**YOUR INSTRUCTIONS**
Identify every line in the records below that contains the word "product", and reproduce each one.

**Data about app and page elements**
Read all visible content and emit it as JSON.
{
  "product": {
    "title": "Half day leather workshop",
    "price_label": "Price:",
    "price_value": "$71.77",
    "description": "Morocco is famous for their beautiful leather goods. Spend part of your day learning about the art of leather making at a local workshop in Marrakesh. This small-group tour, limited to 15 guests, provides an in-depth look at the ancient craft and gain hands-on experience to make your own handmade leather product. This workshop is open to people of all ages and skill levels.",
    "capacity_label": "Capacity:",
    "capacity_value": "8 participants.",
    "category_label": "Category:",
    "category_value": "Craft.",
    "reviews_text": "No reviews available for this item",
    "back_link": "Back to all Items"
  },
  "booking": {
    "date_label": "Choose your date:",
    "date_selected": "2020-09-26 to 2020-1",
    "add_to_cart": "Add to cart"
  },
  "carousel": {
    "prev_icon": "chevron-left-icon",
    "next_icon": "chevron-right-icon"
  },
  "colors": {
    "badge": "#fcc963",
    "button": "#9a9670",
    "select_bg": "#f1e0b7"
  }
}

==

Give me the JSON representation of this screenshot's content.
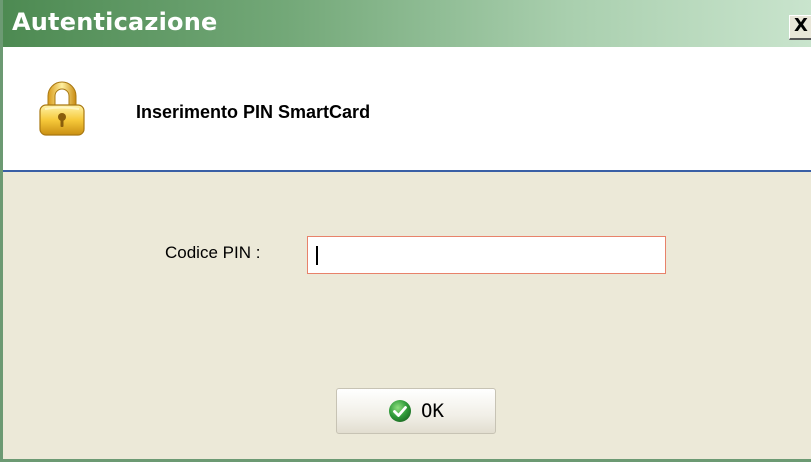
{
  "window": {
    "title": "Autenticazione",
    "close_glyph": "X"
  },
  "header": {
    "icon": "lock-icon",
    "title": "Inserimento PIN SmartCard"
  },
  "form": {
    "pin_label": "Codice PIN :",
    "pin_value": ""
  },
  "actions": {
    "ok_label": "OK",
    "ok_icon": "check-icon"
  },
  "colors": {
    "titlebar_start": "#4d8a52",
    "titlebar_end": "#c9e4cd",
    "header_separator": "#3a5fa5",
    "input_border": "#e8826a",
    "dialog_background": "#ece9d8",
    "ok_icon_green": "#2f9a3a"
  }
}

**ANSWER AREA**
  "product": {
    "description": "Morocco is famous for their beautiful leather goods. Spend part of your day learning about the art of leather making at a local workshop in Marrakesh. This small-group tour, limited to 15 guests, provides an in-depth look at the ancient craft and gain hands-on experience to make your own handmade leather product. This workshop is open to people of all ages and skill levels.",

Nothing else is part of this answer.